Late in the novel, he says something much simpler than this, though. He says
There are a thousand thousand reasons to live this life, every one of them sufficient.
Is he departing from the idea of living a good life, to just living your life? I’m not sure. Pretty much at the novel’s central point he refers a statement by theologian John Calvin that we are actors on a stage with God being the audience. Ames interprets this as suggesting that we are “the artists of our own behaviour”, and, further, that God as audience implies an aesthetic rather than (as well as?) a moral aspect to God’s reaction to us. He explores the implications of this role of God’s a little further but, while it was interesting, it’s not where I want to take this post. I have other ideas to share!
One of the main threads – or themes – in the novel concerns fathers and sons. This is pretty obvious, really, given the whole book is framed as a letter from a father to a son in which Ames discusses his wishes for his son, but it is amplified through his discussion of the relationship between his grandfather and father, and between his father and himself. The relationships are complex, as I’ve already suggested. But, his thoughts on these relationships are intensified by his relationship with and attitudes to his namesake, the aforementioned Jack, to whom he is a “second father”. It is Jack who forces Ames to reassess his values and attitudes, not to mention his understanding of his worth as a Christian minister.

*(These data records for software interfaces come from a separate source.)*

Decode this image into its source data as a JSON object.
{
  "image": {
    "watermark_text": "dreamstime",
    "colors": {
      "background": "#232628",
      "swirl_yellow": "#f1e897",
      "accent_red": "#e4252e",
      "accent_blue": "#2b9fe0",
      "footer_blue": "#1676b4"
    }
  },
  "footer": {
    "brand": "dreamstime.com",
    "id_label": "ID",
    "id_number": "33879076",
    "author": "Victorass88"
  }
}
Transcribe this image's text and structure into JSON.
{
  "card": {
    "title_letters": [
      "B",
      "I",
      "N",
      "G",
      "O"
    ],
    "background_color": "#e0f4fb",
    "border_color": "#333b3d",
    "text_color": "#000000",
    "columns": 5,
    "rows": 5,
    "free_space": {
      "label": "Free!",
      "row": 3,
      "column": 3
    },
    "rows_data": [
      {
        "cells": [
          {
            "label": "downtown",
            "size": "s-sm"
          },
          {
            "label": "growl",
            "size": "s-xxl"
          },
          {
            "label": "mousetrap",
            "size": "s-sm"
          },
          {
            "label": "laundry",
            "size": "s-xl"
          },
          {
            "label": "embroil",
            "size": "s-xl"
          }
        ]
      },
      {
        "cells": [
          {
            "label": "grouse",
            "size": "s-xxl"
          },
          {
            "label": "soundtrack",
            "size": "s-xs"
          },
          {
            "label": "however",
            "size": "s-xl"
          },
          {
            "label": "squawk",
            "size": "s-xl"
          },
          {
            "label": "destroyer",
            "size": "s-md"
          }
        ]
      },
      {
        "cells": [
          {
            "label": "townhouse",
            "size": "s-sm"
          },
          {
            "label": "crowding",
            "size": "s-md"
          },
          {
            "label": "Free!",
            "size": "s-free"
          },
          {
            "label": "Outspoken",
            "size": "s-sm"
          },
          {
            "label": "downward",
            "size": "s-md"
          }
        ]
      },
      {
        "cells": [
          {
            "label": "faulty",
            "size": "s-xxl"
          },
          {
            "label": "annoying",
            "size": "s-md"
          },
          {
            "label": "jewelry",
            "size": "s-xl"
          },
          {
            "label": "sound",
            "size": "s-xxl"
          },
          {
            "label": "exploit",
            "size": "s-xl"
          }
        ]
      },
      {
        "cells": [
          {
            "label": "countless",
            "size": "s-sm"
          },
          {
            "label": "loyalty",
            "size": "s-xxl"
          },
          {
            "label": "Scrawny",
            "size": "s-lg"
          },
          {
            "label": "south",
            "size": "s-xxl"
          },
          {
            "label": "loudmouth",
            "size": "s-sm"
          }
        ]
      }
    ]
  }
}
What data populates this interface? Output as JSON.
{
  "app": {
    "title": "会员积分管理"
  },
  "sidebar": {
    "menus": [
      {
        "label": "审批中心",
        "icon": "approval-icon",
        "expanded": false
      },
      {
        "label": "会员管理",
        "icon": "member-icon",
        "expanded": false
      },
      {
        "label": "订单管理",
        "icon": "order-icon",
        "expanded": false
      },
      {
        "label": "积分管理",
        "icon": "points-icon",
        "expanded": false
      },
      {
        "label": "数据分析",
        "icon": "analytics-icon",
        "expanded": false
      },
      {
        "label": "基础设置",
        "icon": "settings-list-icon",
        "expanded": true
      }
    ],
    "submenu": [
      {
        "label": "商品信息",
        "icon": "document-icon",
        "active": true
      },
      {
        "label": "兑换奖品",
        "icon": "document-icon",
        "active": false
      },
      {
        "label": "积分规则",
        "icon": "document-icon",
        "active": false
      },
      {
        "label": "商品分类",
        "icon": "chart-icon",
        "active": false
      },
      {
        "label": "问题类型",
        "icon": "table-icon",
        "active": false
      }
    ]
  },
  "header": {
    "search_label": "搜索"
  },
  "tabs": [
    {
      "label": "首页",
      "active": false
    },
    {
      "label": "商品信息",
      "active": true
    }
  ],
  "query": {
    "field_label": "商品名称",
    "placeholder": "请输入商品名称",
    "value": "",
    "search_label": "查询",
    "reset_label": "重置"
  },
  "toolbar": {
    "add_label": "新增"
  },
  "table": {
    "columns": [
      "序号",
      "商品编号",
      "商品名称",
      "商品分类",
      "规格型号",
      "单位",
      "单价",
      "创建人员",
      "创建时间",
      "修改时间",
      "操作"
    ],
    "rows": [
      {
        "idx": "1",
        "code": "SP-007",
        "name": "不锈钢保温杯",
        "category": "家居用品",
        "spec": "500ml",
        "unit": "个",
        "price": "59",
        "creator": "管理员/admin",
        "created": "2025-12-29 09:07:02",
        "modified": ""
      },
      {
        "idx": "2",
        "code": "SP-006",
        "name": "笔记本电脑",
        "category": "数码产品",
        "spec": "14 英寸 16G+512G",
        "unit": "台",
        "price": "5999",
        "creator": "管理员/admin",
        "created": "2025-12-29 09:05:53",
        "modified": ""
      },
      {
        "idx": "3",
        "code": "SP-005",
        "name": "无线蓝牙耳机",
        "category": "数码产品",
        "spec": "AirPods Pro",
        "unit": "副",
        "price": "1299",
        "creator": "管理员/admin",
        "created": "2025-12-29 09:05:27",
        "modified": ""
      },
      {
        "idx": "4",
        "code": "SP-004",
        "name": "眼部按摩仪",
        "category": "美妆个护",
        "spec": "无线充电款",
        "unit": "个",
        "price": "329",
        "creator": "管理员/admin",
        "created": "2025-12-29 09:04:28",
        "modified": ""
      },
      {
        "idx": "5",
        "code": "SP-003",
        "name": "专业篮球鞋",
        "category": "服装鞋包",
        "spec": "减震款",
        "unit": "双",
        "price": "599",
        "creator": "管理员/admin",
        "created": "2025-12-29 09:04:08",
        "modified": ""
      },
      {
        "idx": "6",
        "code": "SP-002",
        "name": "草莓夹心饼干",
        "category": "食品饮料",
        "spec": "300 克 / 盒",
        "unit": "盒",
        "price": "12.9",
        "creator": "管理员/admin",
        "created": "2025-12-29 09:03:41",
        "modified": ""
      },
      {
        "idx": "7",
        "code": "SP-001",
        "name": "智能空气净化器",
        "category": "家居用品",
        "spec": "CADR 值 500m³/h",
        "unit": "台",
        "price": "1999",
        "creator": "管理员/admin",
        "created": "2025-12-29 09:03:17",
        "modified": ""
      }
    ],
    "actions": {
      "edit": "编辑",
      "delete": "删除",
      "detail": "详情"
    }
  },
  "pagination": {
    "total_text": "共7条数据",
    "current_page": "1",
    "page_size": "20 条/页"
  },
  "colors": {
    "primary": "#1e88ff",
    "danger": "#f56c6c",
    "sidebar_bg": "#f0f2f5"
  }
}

The problem is that Jack has been a bad boy. He became involved with a young girl, and a child ensued – after which he scarpered, leaving his family to work out what to do. Ames struggles with his attitude to Jack – particularly when Jack reappears 20 or more years later, as Ames is writing this letter. He says of Jack’s behaviour:
It was something no honourable man would have done … And here is a prejudice of mine, confirmed by my lights through many years of observation. Sinners are not all dishonourable people. But those who are dishonourable never really repent and never really reform … in my experience, dishonour is recalcitrant.
This is his own view, he admits, because “no such distinction occurs in Scripture”. Again, we are turned to formal theology, but again, I am going to turn away. The point for me is, regardless of what is “scriptural” or not, that Ames struggles with the idea of forgiveness, of acting with grace towards Jack. This forms his inner conflict as he considers father-son relationships, his preaching to his flock, and his relationship with his old friend and Jack’s father, Boughton. It is through this conflict, through finally opening himself to really listen to Jack, that he comes to a deeper more all-encompassing idea of what “grace” and, within that, forgiveness, really mean.
And that’s why I liked this book. It’s quiet but it deals with the essence of what confronts each of us every day in our relationships with each other. It deals with the disquietude that we all confront when people don’t behave in the ways we think they ought. Ames describes it as “that old weight in the chest, telling me there is something I must dwell on, because I know more than I know and must learn it from myself.” You don’t have to be a minister or a Christian to have the same hope that John Ames does, which is “to die with a quiet heart”. Gilead is, to me, a lovely book about what it means to be human and to live with humanity.
London: Virago, 2006